▶ _PROMPT_: Below are some records; return all of them exactly as they are.

▶ _SUPPLIED MATERIAL_:
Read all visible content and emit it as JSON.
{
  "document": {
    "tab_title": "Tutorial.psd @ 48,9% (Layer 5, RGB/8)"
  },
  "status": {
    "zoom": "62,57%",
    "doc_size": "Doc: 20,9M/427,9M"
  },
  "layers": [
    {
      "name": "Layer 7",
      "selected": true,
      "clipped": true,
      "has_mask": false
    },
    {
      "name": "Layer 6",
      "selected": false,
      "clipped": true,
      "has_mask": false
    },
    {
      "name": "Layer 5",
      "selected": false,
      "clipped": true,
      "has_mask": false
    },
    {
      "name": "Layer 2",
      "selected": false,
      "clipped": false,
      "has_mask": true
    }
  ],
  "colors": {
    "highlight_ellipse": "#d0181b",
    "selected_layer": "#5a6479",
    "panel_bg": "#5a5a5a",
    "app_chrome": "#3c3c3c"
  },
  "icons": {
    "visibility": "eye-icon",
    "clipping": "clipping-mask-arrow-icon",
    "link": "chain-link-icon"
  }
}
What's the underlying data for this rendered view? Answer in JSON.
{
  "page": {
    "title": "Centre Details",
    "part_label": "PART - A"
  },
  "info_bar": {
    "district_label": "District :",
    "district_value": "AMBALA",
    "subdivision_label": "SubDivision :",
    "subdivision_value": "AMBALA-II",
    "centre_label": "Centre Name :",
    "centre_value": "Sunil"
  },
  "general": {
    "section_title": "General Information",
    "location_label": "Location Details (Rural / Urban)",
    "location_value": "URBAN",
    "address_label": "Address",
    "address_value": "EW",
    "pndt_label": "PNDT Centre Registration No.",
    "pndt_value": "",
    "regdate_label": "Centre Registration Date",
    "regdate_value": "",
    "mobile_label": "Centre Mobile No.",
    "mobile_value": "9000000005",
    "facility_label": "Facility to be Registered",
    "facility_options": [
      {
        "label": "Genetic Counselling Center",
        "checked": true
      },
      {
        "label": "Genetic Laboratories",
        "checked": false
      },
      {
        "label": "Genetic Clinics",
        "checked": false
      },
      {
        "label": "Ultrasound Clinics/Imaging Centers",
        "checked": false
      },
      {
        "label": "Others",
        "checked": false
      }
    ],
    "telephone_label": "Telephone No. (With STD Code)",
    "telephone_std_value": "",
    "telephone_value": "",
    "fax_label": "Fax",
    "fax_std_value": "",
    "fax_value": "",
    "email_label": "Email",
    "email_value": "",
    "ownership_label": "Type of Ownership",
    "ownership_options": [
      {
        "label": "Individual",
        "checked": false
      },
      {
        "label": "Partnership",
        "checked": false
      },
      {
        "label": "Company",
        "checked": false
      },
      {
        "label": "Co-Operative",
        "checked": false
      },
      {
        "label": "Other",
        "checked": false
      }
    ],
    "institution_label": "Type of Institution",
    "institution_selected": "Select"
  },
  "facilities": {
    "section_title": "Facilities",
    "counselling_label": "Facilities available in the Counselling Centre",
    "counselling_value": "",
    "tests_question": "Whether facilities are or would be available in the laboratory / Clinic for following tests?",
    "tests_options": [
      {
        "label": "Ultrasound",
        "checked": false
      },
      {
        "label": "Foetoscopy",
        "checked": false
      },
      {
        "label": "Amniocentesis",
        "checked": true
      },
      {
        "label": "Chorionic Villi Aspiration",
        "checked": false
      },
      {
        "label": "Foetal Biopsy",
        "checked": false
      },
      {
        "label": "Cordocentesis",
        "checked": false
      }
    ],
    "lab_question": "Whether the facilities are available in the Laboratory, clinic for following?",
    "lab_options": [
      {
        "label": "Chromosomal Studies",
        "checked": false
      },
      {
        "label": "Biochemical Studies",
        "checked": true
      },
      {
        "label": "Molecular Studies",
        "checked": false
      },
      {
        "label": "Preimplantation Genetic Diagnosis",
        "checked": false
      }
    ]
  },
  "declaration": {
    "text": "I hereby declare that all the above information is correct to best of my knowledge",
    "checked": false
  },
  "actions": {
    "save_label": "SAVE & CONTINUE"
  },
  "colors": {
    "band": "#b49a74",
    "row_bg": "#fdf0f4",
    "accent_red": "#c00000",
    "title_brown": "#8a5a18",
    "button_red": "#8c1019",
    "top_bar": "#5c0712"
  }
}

▶ _REPLY_:
Read all visible content and emit it as JSON.
{
  "document": {
    "tab_title": "Tutorial.psd @ 48,9% (Layer 5, RGB/8)"
  },
  "status": {
    "zoom": "62,57%",
    "doc_size": "Doc: 20,9M/427,9M"
  },
  "layers": [
    {
      "name": "Layer 7",
      "selected": true,
      "clipped": true,
      "has_mask": false
    },
    {
      "name": "Layer 6",
      "selected": false,
      "clipped": true,
      "has_mask": false
    },
    {
      "name": "Layer 5",
      "selected": false,
      "clipped": true,
      "has_mask": false
    },
    {
      "name": "Layer 2",
      "selected": false,
      "clipped": false,
      "has_mask": true
    }
  ],
  "colors": {
    "highlight_ellipse": "#d0181b",
    "selected_layer": "#5a6479",
    "panel_bg": "#5a5a5a",
    "app_chrome": "#3c3c3c"
  },
  "icons": {
    "visibility": "eye-icon",
    "clipping": "clipping-mask-arrow-icon",
    "link": "chain-link-icon"
  }
}
What's the underlying data for this rendered view? Answer in JSON.
{
  "page": {
    "title": "Centre Details",
    "part_label": "PART - A"
  },
  "info_bar": {
    "district_label": "District :",
    "district_value": "AMBALA",
    "subdivision_label": "SubDivision :",
    "subdivision_value": "AMBALA-II",
    "centre_label": "Centre Name :",
    "centre_value": "Sunil"
  },
  "general": {
    "section_title": "General Information",
    "location_label": "Location Details (Rural / Urban)",
    "location_value": "URBAN",
    "address_label": "Address",
    "address_value": "EW",
    "pndt_label": "PNDT Centre Registration No.",
    "pndt_value": "",
    "regdate_label": "Centre Registration Date",
    "regdate_value": "",
    "mobile_label": "Centre Mobile No.",
    "mobile_value": "9000000005",
    "facility_label": "Facility to be Registered",
    "facility_options": [
      {
        "label": "Genetic Counselling Center",
        "checked": true
      },
      {
        "label": "Genetic Laboratories",
        "checked": false
      },
      {
        "label": "Genetic Clinics",
        "checked": false
      },
      {
        "label": "Ultrasound Clinics/Imaging Centers",
        "checked": false
      },
      {
        "label": "Others",
        "checked": false
      }
    ],
    "telephone_label": "Telephone No. (With STD Code)",
    "telephone_std_value": "",
    "telephone_value": "",
    "fax_label": "Fax",
    "fax_std_value": "",
    "fax_value": "",
    "email_label": "Email",
    "email_value": "",
    "ownership_label": "Type of Ownership",
    "ownership_options": [
      {
        "label": "Individual",
        "checked": false
      },
      {
        "label": "Partnership",
        "checked": false
      },
      {
        "label": "Company",
        "checked": false
      },
      {
        "label": "Co-Operative",
        "checked": false
      },
      {
        "label": "Other",
        "checked": false
      }
    ],
    "institution_label": "Type of Institution",
    "institution_selected": "Select"
  },
  "facilities": {
    "section_title": "Facilities",
    "counselling_label": "Facilities available in the Counselling Centre",
    "counselling_value": "",
    "tests_question": "Whether facilities are or would be available in the laboratory / Clinic for following tests?",
    "tests_options": [
      {
        "label": "Ultrasound",
        "checked": false
      },
      {
        "label": "Foetoscopy",
        "checked": false
      },
      {
        "label": "Amniocentesis",
        "checked": true
      },
      {
        "label": "Chorionic Villi Aspiration",
        "checked": false
      },
      {
        "label": "Foetal Biopsy",
        "checked": false
      },
      {
        "label": "Cordocentesis",
        "checked": false
      }
    ],
    "lab_question": "Whether the facilities are available in the Laboratory, clinic for following?",
    "lab_options": [
      {
        "label": "Chromosomal Studies",
        "checked": false
      },
      {
        "label": "Biochemical Studies",
        "checked": true
      },
      {
        "label": "Molecular Studies",
        "checked": false
      },
      {
        "label": "Preimplantation Genetic Diagnosis",
        "checked": false
      }
    ]
  },
  "declaration": {
    "text": "I hereby declare that all the above information is correct to best of my knowledge",
    "checked": false
  },
  "actions": {
    "save_label": "SAVE & CONTINUE"
  },
  "colors": {
    "band": "#b49a74",
    "row_bg": "#fdf0f4",
    "accent_red": "#c00000",
    "title_brown": "#8a5a18",
    "button_red": "#8c1019",
    "top_bar": "#5c0712"
  }
}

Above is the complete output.